▼▼▼
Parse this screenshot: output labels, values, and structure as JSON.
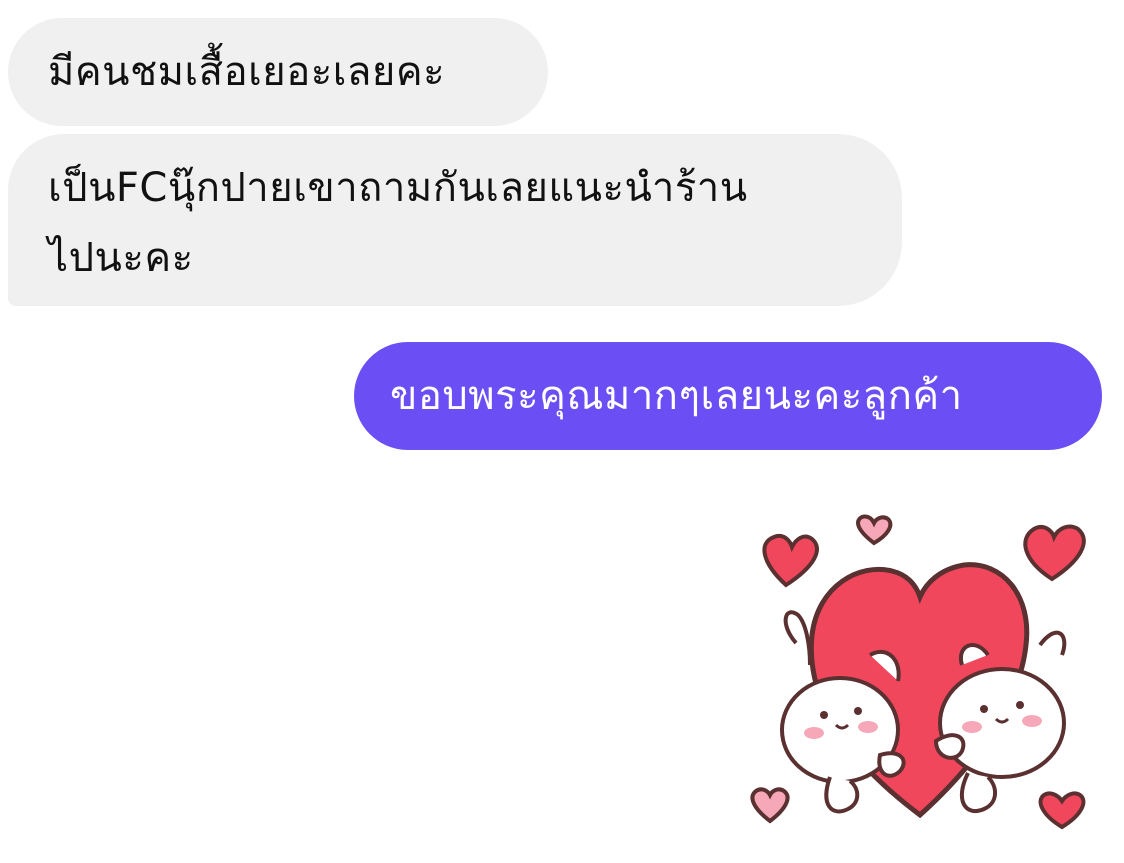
{
  "messages": [
    {
      "direction": "incoming",
      "text": "มีคนชมเสื้อเยอะเลยคะ"
    },
    {
      "direction": "incoming",
      "text": "เป็นFCนุ๊กปายเขาถามกันเลยแนะนำร้าน\nไปนะคะ"
    },
    {
      "direction": "outgoing",
      "text": "ขอบพระคุณมากๆเลยนะคะลูกค้า"
    }
  ],
  "sticker": {
    "description_icon": "hearts-bunnies-sticker"
  },
  "colors": {
    "incoming_bubble": "#f0f0f0",
    "outgoing_bubble": "#6c4ef5",
    "heart": "#f0475c",
    "small_heart_pink": "#f6a8b8"
  }
}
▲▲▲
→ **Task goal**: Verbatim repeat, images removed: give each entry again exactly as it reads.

→ **Solution**:
Parse this screenshot: output labels, values, and structure as JSON.
{
  "messages": [
    {
      "direction": "incoming",
      "text": "มีคนชมเสื้อเยอะเลยคะ"
    },
    {
      "direction": "incoming",
      "text": "เป็นFCนุ๊กปายเขาถามกันเลยแนะนำร้าน\nไปนะคะ"
    },
    {
      "direction": "outgoing",
      "text": "ขอบพระคุณมากๆเลยนะคะลูกค้า"
    }
  ],
  "sticker": {
    "description_icon": "hearts-bunnies-sticker"
  },
  "colors": {
    "incoming_bubble": "#f0f0f0",
    "outgoing_bubble": "#6c4ef5",
    "heart": "#f0475c",
    "small_heart_pink": "#f6a8b8"
  }
}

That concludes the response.